> **Exercise requirements**:
Where does the word "plays" show up in the records? Copy every line that holds it.

Items from an interface collection:
________________________

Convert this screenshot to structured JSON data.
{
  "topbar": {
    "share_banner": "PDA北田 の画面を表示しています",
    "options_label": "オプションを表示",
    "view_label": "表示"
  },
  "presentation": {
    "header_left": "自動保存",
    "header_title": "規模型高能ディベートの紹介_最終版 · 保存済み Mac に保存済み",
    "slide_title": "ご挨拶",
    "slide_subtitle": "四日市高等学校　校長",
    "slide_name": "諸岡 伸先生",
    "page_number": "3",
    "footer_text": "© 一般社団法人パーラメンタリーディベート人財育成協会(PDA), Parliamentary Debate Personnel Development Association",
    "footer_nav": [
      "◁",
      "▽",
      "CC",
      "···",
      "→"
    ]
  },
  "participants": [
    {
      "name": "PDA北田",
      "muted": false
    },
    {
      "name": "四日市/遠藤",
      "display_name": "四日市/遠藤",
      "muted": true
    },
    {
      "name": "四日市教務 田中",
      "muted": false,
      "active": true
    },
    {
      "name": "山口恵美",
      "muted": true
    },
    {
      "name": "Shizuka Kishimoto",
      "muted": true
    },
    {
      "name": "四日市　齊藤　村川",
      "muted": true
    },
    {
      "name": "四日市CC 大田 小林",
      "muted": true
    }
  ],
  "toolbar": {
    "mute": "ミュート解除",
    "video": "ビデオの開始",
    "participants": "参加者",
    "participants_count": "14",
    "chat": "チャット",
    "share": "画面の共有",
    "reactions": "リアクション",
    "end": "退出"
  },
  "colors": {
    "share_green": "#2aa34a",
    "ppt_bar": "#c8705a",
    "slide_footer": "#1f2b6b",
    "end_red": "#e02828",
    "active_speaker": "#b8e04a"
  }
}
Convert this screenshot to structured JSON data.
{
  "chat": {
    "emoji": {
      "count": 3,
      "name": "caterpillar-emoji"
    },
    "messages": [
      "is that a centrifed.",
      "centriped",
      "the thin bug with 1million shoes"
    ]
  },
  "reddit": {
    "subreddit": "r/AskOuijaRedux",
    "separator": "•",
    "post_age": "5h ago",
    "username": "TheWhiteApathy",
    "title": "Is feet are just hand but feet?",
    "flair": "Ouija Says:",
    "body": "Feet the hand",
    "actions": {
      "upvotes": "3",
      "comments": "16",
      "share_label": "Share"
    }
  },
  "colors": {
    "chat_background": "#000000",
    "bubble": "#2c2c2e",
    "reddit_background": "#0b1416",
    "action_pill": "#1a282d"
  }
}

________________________

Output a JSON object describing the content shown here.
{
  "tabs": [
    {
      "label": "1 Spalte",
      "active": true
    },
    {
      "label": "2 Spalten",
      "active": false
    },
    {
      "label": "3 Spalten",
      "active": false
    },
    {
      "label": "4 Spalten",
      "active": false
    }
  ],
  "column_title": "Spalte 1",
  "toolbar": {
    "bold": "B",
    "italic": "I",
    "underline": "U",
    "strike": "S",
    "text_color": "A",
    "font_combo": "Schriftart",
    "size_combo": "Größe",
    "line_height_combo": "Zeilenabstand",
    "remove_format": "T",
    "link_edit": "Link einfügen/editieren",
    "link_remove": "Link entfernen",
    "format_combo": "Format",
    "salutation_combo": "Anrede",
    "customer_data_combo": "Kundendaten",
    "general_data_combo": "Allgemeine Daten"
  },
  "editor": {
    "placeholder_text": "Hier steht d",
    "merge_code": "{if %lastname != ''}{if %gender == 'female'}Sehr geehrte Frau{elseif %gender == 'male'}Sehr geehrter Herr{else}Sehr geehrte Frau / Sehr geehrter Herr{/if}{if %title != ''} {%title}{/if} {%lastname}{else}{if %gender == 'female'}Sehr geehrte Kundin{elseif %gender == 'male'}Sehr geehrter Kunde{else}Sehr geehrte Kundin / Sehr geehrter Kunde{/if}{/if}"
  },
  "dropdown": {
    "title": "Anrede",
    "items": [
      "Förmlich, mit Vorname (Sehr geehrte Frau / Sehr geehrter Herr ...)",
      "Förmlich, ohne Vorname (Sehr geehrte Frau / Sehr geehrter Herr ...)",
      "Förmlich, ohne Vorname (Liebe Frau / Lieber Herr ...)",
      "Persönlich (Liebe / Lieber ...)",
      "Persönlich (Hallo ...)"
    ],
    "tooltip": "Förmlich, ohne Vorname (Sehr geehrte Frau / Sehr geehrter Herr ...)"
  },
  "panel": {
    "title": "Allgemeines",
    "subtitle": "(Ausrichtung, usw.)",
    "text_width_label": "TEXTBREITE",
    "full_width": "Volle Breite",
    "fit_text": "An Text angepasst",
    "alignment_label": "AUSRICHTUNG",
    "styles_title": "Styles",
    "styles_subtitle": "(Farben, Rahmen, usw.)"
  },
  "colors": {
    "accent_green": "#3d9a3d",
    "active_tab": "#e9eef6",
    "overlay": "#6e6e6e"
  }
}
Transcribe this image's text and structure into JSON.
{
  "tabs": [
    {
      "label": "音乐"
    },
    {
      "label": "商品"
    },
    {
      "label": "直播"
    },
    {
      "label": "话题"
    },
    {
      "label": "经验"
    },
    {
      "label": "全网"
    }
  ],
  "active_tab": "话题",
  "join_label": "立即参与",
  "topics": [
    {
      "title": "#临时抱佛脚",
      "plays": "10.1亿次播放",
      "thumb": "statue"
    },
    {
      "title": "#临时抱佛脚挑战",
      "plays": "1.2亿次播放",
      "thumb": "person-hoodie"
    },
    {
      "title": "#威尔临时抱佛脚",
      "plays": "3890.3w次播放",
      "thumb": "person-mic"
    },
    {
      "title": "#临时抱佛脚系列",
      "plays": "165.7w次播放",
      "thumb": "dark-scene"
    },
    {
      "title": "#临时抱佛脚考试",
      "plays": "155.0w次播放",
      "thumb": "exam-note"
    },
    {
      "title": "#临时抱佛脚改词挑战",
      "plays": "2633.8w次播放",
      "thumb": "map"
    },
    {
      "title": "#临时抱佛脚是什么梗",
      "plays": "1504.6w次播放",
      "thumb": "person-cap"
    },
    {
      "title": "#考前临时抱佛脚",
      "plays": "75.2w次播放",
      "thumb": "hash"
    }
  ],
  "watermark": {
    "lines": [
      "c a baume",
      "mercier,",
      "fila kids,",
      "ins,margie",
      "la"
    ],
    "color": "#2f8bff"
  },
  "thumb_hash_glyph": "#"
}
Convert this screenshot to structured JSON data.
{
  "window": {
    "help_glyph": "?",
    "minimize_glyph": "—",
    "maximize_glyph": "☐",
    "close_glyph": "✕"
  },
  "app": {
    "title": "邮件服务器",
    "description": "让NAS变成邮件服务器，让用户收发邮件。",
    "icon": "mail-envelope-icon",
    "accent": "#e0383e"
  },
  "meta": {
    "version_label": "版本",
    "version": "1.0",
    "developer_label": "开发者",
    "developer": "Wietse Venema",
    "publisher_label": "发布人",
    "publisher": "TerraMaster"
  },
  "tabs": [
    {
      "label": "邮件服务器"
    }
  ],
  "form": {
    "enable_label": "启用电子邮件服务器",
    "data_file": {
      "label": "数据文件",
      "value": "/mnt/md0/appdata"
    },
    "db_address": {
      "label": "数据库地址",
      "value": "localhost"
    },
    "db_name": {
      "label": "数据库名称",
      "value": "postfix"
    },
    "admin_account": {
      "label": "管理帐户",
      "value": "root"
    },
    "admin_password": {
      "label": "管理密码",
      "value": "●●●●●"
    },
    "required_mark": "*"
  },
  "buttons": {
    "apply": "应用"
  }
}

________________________

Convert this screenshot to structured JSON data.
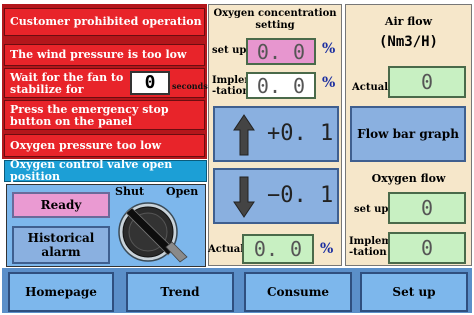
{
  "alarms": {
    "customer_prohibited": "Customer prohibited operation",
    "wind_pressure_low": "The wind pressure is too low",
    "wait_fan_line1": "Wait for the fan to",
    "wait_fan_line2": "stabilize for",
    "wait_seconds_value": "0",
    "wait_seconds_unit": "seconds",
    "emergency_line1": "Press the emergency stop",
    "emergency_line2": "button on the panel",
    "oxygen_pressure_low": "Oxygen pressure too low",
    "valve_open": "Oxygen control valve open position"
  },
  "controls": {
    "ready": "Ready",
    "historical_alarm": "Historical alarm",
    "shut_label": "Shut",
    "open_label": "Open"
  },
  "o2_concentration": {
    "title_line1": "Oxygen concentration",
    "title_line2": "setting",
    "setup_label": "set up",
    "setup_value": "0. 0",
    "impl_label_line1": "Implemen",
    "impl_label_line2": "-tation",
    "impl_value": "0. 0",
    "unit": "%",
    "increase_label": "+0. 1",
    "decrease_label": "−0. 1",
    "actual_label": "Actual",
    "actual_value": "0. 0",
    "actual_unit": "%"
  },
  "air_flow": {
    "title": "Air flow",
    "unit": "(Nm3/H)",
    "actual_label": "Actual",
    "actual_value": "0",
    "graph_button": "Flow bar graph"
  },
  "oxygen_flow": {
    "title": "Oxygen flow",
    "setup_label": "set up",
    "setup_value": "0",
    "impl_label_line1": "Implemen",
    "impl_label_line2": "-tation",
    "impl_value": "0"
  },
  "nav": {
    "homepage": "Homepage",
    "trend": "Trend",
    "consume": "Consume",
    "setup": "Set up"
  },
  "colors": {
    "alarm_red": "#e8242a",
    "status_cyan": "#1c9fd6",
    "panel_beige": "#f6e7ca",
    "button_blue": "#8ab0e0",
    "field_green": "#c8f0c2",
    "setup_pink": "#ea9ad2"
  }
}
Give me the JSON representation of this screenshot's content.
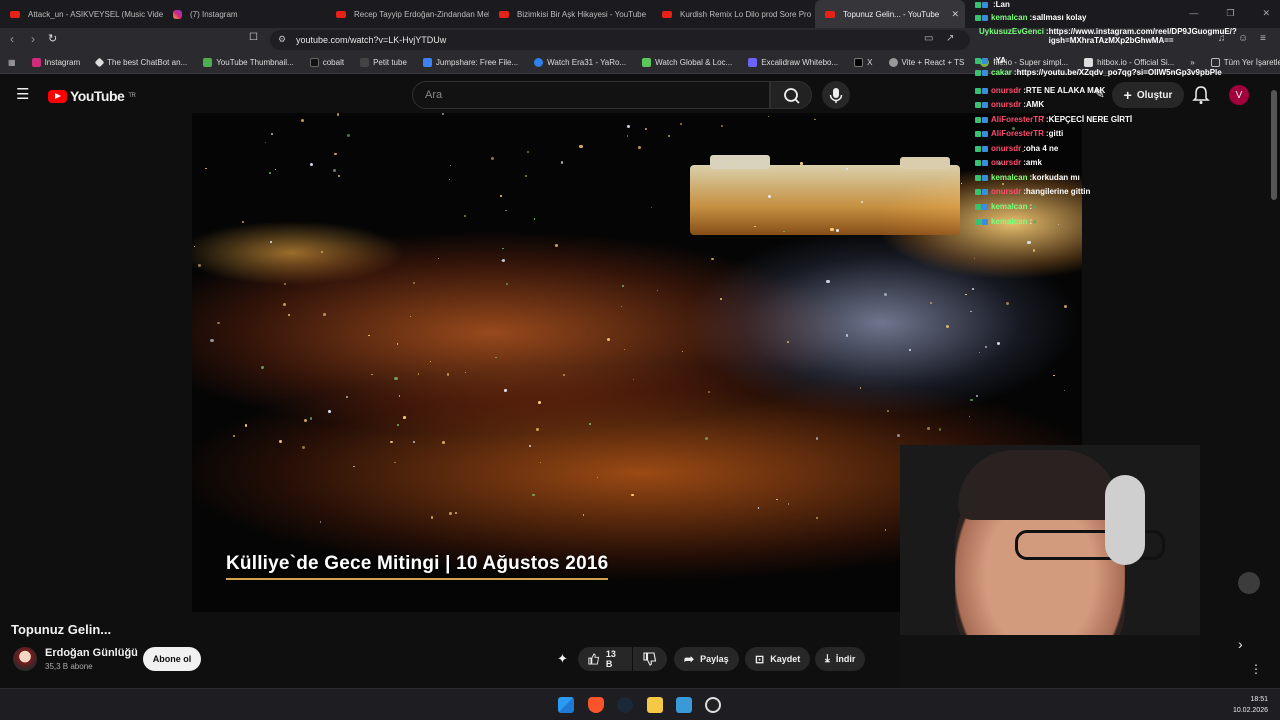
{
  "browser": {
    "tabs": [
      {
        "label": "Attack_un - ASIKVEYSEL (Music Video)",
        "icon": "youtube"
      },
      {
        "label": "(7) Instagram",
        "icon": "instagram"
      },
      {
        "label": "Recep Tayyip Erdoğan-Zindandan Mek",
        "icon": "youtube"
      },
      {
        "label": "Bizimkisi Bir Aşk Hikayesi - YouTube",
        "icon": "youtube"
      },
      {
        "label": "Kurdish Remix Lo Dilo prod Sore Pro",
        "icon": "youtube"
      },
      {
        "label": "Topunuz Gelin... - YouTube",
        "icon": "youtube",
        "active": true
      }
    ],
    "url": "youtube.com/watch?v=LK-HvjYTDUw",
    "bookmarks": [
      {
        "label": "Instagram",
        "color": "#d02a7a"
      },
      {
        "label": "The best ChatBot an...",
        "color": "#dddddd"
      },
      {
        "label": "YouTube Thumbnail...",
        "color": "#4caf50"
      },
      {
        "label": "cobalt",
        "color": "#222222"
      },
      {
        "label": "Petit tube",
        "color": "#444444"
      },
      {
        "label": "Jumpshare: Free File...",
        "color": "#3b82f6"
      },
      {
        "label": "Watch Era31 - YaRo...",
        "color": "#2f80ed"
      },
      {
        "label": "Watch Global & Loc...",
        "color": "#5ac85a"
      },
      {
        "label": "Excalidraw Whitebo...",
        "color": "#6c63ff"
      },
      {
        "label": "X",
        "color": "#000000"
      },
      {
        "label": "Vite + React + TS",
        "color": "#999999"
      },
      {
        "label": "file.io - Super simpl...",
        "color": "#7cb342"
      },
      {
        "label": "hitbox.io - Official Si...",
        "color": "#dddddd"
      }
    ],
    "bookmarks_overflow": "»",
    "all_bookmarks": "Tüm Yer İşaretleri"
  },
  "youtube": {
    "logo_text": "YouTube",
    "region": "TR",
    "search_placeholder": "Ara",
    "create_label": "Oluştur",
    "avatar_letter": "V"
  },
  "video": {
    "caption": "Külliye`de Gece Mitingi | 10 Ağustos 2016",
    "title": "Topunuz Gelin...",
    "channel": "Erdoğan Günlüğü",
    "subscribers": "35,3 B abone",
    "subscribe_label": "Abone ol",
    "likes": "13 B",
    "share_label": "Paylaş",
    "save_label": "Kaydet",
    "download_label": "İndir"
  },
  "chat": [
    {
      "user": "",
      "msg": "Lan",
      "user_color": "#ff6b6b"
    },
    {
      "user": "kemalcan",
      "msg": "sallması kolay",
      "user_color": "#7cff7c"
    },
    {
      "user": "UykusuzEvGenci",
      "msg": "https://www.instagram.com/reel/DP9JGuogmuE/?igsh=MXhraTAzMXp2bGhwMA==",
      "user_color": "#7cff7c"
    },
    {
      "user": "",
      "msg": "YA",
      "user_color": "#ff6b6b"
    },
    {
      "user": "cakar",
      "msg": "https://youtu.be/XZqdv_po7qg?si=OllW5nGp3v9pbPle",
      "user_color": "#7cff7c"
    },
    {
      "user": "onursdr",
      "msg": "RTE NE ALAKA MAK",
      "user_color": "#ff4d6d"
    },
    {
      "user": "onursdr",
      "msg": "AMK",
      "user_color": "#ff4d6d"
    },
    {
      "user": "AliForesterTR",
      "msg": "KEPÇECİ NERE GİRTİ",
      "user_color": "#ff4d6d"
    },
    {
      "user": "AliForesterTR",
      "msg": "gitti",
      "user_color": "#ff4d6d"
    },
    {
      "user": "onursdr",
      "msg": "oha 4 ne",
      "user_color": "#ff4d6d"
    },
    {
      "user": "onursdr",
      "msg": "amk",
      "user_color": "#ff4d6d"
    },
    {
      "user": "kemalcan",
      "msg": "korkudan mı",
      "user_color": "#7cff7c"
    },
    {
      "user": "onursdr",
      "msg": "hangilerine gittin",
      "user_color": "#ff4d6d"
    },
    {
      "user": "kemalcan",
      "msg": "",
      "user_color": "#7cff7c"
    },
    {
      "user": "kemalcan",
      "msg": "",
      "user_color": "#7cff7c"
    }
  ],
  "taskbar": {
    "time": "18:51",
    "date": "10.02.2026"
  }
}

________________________

> **Output for this task**:
      "plays": "10.1亿次播放",
      "plays": "1.2亿次播放",
      "plays": "3890.3w次播放",
      "plays": "165.7w次播放",
      "plays": "155.0w次播放",
      "plays": "2633.8w次播放",
      "plays": "1504.6w次播放",
      "plays": "75.2w次播放",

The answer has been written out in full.